We plan on spending a considerate amount of time outside this winter. We plan to do a lot more sledding this year, now that Naomi is five. However, it is important to consider that hospitals treat almost 20,000 children yearly in the United States due to sledding accidents. Roughly one-third of those are head injuries. If you are headed out to enjoy the hills for the first time, then here are some sledding safety tips you can review before you go.

Sledding Safety Tips and Rules

Selecting the Best Hill

Not all snow-covered hills are good for sledding, and a good sledding hill for my family may not be the best choice for your family. Here are some guidelines to consider when selecting the best sledding hill for your family:

  • Pick a designated sledding hill. You can find a list of several great sledding hills in Metro Detroit on our website.
  • Choose a hill that is free of hazards such as streets, parking lots, ponds, trees, fences, bumps, or rocks.
  • Choose a snow-covered hill. The snow will make for a softer landing compared to hard icy slopes. Hills with grassy patches may make the sled slow down suddenly, and propel the rider off the front of the sled.
  • If you choose to sled at night, choose a well-lit sledding hill so you can prevent any possible collisions.

Choosing the Correct Clothing

  • Proper clothing choices will not only keep everyone comfortable, but you will also reduce the risk of frostbite or even hypothermia.
  • Ensure that you dress in waterproof and warm clothing, including hats, gloves, snow pants (or a couple of layers of pants), winter jacket, and snow boots. Bring extra clothing if you plan to stay out for an extended outing. This way you are able to replace wet items with dry ones.
  • Avoid wearing items that can get caught in the sled and pose a risk of strangulation, such as a scarf.
  • Wear a helmet designed for winter sports, if you don’t have a winter helmet, a bike helmet can still provide an adequate amount of protection from head injuries.

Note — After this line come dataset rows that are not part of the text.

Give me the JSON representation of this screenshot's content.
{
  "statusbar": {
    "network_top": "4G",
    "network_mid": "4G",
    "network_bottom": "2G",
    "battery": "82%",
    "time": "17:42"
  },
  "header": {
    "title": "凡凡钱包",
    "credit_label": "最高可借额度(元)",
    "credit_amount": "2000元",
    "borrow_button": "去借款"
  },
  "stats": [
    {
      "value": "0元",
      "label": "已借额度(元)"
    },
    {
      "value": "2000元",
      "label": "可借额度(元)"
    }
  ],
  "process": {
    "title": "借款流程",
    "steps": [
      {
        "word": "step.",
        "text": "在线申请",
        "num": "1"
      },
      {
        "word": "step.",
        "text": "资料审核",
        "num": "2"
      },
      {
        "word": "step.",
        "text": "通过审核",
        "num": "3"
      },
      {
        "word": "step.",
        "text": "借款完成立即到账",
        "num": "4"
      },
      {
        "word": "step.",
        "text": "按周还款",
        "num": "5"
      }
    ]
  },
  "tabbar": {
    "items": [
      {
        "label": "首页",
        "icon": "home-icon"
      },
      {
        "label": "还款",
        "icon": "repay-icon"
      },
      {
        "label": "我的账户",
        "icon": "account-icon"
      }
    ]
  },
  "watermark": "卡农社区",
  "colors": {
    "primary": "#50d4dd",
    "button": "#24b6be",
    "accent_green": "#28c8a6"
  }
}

General Sledding Safety Tips

  • Always supervise children while they are sledding. Designate one adult in the group that will be responsible for handling potential injuries. Bring a first aid kit, as well as a cell phone (with good service).
  • Choose a good sled with steering and brakes.
  • Young children (under the age of 6) should sled with an adult.
  • To ensure the safest sledding experience, sledders should go down the hill feet first and face forward. This allows for the best control and vision and also reduces the risk of head injury.
  • Reduce the chances of injuries by going down the hill one at a time with only one person per sled (except for adults riding with young children).
  • Keep arms and legs in the sled at all times.
  • If a rider falls off their sled, or their sled stops, they should immediately move out of the way and off to the sides of the hill.
  • If you are on a collision course, roll off the sled.
  • Use the designated stairs or pathway for going up the hill. If there is no designated space, climb up the sides or a path where there are no sledders to reduce the risk of collisions.
  • When your sled comes to a stop, quickly get up and move away from the sledding area, while keeping an eye on riders on the hill.
  • Do not stand, wait, or try to start your ride in the middle of the hill. Not only is it rude to the other riders, but it also increases the risk of collisions.
  • Be aware of your surroundings at all times, especially when you are on the sledding path.